False Notes

"Danger is part of my trade."
- Sherlock Holmes.

The licensed private-eye Barr Breed, prowling those mean streets of Chicago, has two recorded cases to his credit, The Body in the Bed (1948) and The Body Beautiful (1949), written by Bill S. Ballinger – an associate professor of writing who worked in advertising and broadcasting. You can read more about Ballinger and his work on the Thrilling Detective Website, which includes an uncomplimentary blurb from Anthony Boucher’s review of The Body Beautiful:
"A shabby museum of every cliché of plot, style and action." 
Well, I can't entirely disagree with Boucher's opinion, but still, I think that label is more applicable to the book discussed on here a few days ago, Murder at Grassmere Abbey (1934), than to this little hardboiled conundrum and with that book still fresh in my memory – I felt that the short comings in this one were less of an issue. Sure, it does go through the motions of pulpy, dime-store paperback, but I kind of liked how the hardboiled voice resonated in a theatrical setting and the plot wasn't bad for what is essentially just pulp. 

For Breed, the headache begins when Benny and Rusty try to set him up with Coffee Stearns, a drop dead gorgeous showgirl currently performing in Golden Girls at the old Marlowe Theatre, but Coffee is a solitary minded girl whose only expectation of Breed is to pick a corner to die in. That is, until she learns that he's a P.I. and promises to pay him in kind for his patient attentions, if he does a job for her, but the last thing he ever sees of Coffee is her falling from a gild swinging cage, open in front and elevated above the stage, into the orchestra pit – a knife is firmly planted in her gold-painted back.

Breed's cop-buddy Cheenan takes command of the case and at times takes even more from Breed than Cramer would have from Wolfe and Archie!
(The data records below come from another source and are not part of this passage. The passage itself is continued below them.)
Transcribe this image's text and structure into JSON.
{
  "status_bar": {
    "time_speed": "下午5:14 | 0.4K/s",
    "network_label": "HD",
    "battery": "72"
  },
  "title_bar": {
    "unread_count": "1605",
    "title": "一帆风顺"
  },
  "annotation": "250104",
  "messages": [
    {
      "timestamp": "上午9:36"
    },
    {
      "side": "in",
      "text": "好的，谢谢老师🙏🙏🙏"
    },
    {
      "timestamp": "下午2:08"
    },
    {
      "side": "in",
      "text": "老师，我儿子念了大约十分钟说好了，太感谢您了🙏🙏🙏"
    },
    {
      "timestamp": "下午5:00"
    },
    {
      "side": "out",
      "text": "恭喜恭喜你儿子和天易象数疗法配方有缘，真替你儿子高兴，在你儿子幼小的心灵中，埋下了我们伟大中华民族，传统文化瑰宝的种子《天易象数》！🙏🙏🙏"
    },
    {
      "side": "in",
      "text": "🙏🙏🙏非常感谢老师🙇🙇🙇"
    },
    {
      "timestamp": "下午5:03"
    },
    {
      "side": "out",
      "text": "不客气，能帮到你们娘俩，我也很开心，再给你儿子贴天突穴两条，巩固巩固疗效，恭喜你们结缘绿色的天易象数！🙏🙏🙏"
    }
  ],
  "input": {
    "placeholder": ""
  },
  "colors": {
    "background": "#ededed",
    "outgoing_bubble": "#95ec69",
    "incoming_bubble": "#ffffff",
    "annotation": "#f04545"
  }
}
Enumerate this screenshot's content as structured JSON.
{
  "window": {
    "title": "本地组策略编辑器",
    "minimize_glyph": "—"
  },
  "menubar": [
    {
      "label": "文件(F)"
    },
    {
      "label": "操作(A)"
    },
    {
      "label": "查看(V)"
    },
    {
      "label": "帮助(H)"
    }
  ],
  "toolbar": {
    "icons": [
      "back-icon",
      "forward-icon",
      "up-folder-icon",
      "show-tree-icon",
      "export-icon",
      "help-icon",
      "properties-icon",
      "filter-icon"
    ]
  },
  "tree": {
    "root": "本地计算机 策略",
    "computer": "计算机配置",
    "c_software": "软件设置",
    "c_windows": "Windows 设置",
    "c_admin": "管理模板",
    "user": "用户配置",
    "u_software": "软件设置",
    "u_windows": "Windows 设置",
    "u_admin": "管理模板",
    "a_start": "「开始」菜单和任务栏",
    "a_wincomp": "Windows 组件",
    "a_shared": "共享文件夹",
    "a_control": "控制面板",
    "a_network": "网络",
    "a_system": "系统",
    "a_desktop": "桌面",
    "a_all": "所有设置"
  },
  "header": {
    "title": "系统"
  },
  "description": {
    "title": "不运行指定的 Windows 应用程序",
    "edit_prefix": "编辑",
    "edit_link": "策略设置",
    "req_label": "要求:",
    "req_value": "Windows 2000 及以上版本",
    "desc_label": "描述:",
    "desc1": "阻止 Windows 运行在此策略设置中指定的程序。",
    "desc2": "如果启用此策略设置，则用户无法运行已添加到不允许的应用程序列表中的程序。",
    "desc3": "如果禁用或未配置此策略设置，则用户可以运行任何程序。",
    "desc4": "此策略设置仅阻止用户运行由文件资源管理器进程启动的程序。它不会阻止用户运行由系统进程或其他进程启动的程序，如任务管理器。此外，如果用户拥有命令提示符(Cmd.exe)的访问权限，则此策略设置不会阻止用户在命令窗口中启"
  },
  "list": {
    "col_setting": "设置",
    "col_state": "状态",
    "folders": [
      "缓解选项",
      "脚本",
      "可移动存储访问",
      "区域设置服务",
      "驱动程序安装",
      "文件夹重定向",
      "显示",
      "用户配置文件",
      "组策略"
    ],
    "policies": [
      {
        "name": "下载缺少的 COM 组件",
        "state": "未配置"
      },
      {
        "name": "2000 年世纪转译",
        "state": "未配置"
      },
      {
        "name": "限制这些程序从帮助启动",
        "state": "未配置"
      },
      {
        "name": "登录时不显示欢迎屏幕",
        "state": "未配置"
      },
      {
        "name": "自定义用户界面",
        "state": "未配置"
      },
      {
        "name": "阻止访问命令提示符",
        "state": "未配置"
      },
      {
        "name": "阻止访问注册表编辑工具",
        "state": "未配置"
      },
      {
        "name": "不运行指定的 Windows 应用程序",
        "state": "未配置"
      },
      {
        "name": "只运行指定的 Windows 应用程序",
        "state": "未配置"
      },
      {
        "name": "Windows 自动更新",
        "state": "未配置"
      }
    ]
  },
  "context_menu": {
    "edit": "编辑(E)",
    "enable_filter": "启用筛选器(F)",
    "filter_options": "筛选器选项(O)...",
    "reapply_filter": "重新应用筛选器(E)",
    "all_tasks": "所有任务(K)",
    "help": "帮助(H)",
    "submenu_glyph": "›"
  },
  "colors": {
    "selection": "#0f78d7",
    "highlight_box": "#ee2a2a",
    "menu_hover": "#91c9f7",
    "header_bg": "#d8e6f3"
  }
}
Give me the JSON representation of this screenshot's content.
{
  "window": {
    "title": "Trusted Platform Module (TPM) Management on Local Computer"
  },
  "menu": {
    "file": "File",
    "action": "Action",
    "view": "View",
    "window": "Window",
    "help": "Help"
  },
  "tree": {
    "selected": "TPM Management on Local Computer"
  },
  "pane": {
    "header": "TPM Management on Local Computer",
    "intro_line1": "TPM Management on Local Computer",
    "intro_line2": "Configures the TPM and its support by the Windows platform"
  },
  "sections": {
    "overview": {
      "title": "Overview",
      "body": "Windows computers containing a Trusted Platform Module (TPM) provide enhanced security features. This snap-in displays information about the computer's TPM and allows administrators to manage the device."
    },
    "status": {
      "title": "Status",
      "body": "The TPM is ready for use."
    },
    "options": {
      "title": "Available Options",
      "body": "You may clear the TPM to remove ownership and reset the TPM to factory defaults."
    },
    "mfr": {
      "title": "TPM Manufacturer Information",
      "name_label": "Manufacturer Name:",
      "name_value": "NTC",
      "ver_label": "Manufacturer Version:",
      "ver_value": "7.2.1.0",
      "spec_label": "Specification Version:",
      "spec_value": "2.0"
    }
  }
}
Like shoving him from an elevator, while knocking down the lift attendant and greasing a cab driver for a quick getaway, but things like that doesn't deter them from bouncing light-hearted threats and verbal jabs off each other the moment they make contact. Hey, I said that I sort of agreed with Boucher and once you've made it pass the chapter with the hospital scene, in which a stitched-up Breed shrugs of the effects of a bomb blast before charging the streets, you've (pretty much) left the worst part behind you.

Anyway, Breed and Cheenan turn the old, but refurbished, Marlowe Theatre inside-out for evidence, interview Coffee's co-workers and everyone even remotely connected to her and tangle with anonymous clients, unwilling witnesses, two more corpses and a prowler with a gun – as well as tangling with each other. But the best parts were the solution to Coffee's stabbing and the dénouement.

Coffee Stearns was stabbed while sitting in an inaccessible cage, suspended above the floor, and while a seasoned knife-thrower was part of the show, that notion was never seriously entertained and a gleam that was seen shooting up to the cage, from the front side, made me suspect that the knife was worked with fish wire. My reasoning was that the swinging of the cage made a spring (or a contraption) unnecessary. It could be simply pulled in place with a wire, as Coffee was backing up when the cage began to ascend and move, but Ballinger relayed on a very Carrian gimmick – giving it a nifty twist in this particular setting. 

Not anything spectacular, but interesting for impossible crime buffs and also disappointing that this angle of the problem got very little exposure. But I did like how Breed gathered the suspects and began tying up the loose ends, all the while building up the suspense by buzzing in people, until everyone has been fed enough information to realize for themselves who the murderer is.

The Body Beautiful is not for you if you're looking for a mystery that offers crisp, highly-quality prose that is meaningful, three-dimensional characters that you can relate to and a plot that takes your breath away, but it’s perfect for a fun, fast-paced read. And believe me, there are worse mysteries out there.


  1. Was this title difficult for you to track down?

    Another one you might like is 'The Silvered Cage' by John Russell Fearn (originally published using the pen name Hugo Blayn)and recently reprinted as one of the Linford Editions as by Fearn. One of the problems the police detectives must solve is the disappearance of a lady from within a silvered cage. One of the characters has a true talent for proposing scientific explanations where the police are baffled.

    1. Not at all.

      And thanks for the suggestion!